You are correct, in an ideal world.
Originally Posted by Ryan1
This makes no sense on multiple levels.
That's simply because we're looking at it at different assumptions.
Both you and I can be correct if we define assumptions differently.
(1) Assumption #1 that I made is angular view
remains the same. e.g. 30 degrees of vision.
(2) Assumption #2 that I made is content provider bitrates
goes up, but not to Blu-Ray ratios (accuracy per pixel, to eliminate artifacts).
First, pixels have nothing to do with artifacts. You either can see the individual pixels, or you cannot.
Pixels combine into artifacts at the macro level. Pixels are the building blocks of an image. Imperfect pixel colors (compression loss) can combine to imperfect artifacts at the macro level.
From 10', you are highly unlikely to be able to tell the difference between 720p and 1080p grids on an 50" screen. And even if you are eagle-eyed, you are highly unlikely to discern any difference between 1080p and 4k.
I am not talking about individual, single pixels.
Second, if processing x-number of bits is causing artifacts, trying to process 4 times x-number of bits with finite resources is likely to result in more apparent artifacts.
Again, I retierate:
(2) Assumption #2 that I made is content provider bitrates goes up, but not
to Blu-Ray ratios (accuracy per pixel, to eliminate artifacts).
You've got 4 times as many pixels in the same angular view. Bitrate is also going to go up, but not correspondingly to Blu-Ray leagues. However, if we use the same bitrate ratios as today's cable TV, Netflix, iTunes, we *are* still going to be able to see artifacts in 4K at 50" from 10 feet away. Guaranteed -- the compression artifacts are so blatantly obvious from 10 feet away at 1080p, they're not going to magically disappear assuming the assumptions remain constant. Content makers ARE going to skimp on bitrate to the point where they will compress "just enough" to cause artifacts to show up, but at least still vastly better than 1080p streaming.
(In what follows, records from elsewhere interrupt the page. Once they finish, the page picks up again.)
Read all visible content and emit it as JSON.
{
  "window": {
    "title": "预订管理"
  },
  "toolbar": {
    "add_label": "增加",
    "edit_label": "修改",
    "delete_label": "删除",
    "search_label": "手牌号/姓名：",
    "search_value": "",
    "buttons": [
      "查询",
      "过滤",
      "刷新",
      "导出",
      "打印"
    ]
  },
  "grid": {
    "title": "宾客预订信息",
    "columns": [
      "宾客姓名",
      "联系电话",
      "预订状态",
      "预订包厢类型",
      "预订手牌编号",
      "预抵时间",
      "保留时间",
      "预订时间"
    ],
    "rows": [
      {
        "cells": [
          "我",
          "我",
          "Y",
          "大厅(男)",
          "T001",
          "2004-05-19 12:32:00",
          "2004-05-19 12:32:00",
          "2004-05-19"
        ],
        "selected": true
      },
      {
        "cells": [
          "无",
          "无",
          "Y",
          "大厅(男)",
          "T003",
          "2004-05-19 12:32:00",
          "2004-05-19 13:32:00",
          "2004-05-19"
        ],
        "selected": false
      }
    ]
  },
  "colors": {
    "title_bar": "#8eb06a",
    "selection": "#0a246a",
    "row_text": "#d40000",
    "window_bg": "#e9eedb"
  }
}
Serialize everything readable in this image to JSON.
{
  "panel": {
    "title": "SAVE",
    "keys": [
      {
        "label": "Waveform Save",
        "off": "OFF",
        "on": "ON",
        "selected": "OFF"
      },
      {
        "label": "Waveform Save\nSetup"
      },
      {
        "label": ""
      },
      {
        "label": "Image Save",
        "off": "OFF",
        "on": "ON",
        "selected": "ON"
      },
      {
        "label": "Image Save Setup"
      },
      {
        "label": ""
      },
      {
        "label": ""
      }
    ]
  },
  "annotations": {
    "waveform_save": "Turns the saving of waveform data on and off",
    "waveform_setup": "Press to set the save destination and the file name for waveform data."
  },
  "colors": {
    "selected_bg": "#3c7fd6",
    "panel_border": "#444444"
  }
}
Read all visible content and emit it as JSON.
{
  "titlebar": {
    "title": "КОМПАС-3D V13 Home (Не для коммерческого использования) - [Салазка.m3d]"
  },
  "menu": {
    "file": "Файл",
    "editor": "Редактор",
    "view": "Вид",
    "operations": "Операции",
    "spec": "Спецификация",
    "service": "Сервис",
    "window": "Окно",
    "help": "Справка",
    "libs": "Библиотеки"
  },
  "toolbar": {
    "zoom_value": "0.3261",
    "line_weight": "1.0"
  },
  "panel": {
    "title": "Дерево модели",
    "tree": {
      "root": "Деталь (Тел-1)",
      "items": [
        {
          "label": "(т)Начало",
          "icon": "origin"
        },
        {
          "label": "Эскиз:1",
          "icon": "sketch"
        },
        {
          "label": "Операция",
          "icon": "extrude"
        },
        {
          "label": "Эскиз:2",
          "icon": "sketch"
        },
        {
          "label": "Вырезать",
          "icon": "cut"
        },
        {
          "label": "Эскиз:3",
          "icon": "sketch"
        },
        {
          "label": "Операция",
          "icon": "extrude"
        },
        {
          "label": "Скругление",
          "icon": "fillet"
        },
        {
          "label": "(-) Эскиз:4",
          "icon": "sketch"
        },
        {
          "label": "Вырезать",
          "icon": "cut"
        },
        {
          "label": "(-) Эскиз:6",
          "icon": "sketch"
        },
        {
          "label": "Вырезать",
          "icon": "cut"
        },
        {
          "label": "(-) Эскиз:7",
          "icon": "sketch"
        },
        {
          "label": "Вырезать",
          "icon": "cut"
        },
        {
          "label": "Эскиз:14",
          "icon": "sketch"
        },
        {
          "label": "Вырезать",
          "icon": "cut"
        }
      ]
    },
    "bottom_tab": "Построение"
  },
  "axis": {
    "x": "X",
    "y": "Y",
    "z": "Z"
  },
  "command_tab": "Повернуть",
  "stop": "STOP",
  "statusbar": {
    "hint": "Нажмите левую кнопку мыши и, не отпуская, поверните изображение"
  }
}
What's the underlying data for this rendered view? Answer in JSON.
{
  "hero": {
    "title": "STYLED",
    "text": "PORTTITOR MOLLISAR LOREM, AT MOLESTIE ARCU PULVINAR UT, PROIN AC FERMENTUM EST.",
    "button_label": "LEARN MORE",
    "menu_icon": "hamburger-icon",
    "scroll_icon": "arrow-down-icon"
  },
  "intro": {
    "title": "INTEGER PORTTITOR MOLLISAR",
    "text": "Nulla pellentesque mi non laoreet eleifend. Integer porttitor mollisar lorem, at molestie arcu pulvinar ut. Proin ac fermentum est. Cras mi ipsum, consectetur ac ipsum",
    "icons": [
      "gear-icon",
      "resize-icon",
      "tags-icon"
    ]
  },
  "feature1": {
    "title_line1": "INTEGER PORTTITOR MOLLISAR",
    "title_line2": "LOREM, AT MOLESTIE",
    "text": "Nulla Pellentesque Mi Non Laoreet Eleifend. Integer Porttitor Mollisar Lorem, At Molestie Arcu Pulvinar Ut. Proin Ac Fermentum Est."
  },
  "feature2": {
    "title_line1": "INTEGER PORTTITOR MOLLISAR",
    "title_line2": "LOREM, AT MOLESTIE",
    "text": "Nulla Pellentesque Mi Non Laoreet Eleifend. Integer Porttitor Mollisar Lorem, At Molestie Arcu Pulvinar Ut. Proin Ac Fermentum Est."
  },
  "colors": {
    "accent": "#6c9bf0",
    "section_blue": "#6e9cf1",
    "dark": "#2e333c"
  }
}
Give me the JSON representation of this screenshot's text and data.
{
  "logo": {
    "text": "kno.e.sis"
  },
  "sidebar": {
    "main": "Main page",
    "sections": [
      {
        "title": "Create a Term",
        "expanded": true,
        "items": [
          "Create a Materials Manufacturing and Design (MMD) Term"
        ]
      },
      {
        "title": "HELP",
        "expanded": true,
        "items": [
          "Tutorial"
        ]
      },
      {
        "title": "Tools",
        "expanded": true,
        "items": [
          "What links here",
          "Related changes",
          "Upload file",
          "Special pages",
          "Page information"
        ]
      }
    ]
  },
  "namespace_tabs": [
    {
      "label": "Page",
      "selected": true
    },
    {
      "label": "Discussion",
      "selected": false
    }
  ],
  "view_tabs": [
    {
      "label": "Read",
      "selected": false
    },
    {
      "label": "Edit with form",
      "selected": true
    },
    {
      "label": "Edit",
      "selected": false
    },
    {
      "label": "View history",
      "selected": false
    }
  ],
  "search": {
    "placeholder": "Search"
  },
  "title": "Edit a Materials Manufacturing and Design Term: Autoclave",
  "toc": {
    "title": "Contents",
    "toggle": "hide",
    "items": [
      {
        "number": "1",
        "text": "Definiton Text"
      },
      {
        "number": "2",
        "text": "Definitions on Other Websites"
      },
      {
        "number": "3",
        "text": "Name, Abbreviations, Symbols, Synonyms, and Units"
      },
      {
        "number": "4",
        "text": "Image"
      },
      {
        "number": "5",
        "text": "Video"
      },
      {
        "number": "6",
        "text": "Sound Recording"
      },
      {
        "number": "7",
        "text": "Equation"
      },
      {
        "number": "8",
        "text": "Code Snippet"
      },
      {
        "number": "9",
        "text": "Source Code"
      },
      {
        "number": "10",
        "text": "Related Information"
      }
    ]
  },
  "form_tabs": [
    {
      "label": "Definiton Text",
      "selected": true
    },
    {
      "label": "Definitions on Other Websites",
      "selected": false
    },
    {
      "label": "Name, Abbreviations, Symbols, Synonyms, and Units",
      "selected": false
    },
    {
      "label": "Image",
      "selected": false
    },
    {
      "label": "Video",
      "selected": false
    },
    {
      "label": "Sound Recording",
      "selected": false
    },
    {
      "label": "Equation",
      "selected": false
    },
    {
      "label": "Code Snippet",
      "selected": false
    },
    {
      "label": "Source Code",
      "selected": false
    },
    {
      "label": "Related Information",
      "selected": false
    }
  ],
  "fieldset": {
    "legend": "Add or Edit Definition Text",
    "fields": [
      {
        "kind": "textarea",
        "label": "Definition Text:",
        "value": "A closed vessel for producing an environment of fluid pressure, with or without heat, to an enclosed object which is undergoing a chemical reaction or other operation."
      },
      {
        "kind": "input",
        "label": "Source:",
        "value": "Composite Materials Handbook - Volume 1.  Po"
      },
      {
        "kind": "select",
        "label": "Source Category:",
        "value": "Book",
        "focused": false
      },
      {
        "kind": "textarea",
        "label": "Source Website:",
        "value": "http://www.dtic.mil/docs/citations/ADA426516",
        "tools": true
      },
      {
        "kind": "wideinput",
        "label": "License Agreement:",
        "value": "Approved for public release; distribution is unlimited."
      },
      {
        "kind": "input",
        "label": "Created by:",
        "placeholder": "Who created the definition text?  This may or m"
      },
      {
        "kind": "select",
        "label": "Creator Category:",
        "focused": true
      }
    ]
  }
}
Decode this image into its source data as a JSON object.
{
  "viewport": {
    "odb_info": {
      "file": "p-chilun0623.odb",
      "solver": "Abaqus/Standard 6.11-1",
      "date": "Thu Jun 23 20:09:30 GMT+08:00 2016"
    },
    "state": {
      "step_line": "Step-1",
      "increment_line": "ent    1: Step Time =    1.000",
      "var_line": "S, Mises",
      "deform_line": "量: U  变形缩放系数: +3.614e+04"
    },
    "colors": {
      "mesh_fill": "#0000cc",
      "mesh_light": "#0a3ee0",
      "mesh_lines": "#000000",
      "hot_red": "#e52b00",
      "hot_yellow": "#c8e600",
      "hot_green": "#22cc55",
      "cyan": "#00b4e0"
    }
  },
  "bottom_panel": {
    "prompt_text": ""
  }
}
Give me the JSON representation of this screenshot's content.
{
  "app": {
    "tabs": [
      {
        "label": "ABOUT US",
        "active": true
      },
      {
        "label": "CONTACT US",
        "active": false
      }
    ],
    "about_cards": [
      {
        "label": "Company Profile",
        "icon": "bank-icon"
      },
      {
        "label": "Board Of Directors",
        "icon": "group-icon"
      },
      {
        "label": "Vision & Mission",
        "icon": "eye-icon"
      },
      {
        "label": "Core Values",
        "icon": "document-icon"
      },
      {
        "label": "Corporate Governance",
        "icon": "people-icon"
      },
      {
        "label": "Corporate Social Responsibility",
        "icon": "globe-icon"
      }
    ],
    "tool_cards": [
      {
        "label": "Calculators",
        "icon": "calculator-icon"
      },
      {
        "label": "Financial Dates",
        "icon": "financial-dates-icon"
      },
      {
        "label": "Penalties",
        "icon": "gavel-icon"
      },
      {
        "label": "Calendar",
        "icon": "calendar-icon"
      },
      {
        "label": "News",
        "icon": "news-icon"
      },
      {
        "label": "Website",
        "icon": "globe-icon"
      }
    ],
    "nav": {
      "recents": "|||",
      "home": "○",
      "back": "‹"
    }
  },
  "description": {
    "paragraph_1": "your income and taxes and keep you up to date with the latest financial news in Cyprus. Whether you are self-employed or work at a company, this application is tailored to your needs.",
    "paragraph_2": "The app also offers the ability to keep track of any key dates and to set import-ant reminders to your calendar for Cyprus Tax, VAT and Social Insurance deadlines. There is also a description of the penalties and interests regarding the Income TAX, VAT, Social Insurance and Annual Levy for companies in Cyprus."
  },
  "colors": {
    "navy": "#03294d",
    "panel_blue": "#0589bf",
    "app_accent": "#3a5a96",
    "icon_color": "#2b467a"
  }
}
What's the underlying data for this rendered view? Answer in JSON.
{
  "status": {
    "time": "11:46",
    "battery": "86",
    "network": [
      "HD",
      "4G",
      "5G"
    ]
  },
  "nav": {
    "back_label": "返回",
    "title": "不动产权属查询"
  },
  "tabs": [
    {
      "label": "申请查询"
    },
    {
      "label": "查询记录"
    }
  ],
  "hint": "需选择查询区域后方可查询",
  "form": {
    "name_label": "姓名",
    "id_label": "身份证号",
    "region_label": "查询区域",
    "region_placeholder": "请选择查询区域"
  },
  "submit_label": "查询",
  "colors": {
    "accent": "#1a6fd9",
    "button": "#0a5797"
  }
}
Just by having 4K, we will at least gain better streaming quality than 1080p, and we'll finally have a "slightly over-compressed 4K" that looks roughly as good as "well-compressed Blu-Ray" at consumer-view distances from consumer-sized HDTV's.
Are you going to buy Comcast and Charter, and mandate a rule that broadcast 4K must be a minimum of 100 megabits per second?
Are you going to wave a magic wand and force Netflix to blast 100 megabits per second for 4K video, in order for your argument to make better sense than mine? (Please throw in a free Google Fiber for everyone, if you do -- ).
I thought not.
Conclusion: Compression artifacts are still going to exist. Full stop.
I reiterate: We aren't talking about individual pixels. We're talking about clusters of imperfect pixels (aka compression artifacts) that's inevitable by 4K Comcast, 4K Charter, 4K Netflix, etc.
As others have pointed out, 4k will result in noticeable improvements in cases where pixels are visible on an 1080p screen, but for a distance of 10', we are talking 100" or so at a minimum.
The other option is to just boycott low-bitrate 4K, but that's not an option everyone is planning to do. At *least* it will look better in general than current 720p, 1080i and 1080p from the same content providers for the SAME angular field of view. By not upgrading to 4K, we don't get that image quality upgrade that's still noticeable at 10 feet from a 50 inch. And sometimes people do sit closer (e.g. games, movie nights, photos, usage as monitor, etc). If it costs only a few dollars more, then why avoid 4K?
See? My argument factors into the inevitable economics.Edited by Mark Rejhon - 7/30/13 at 7:22am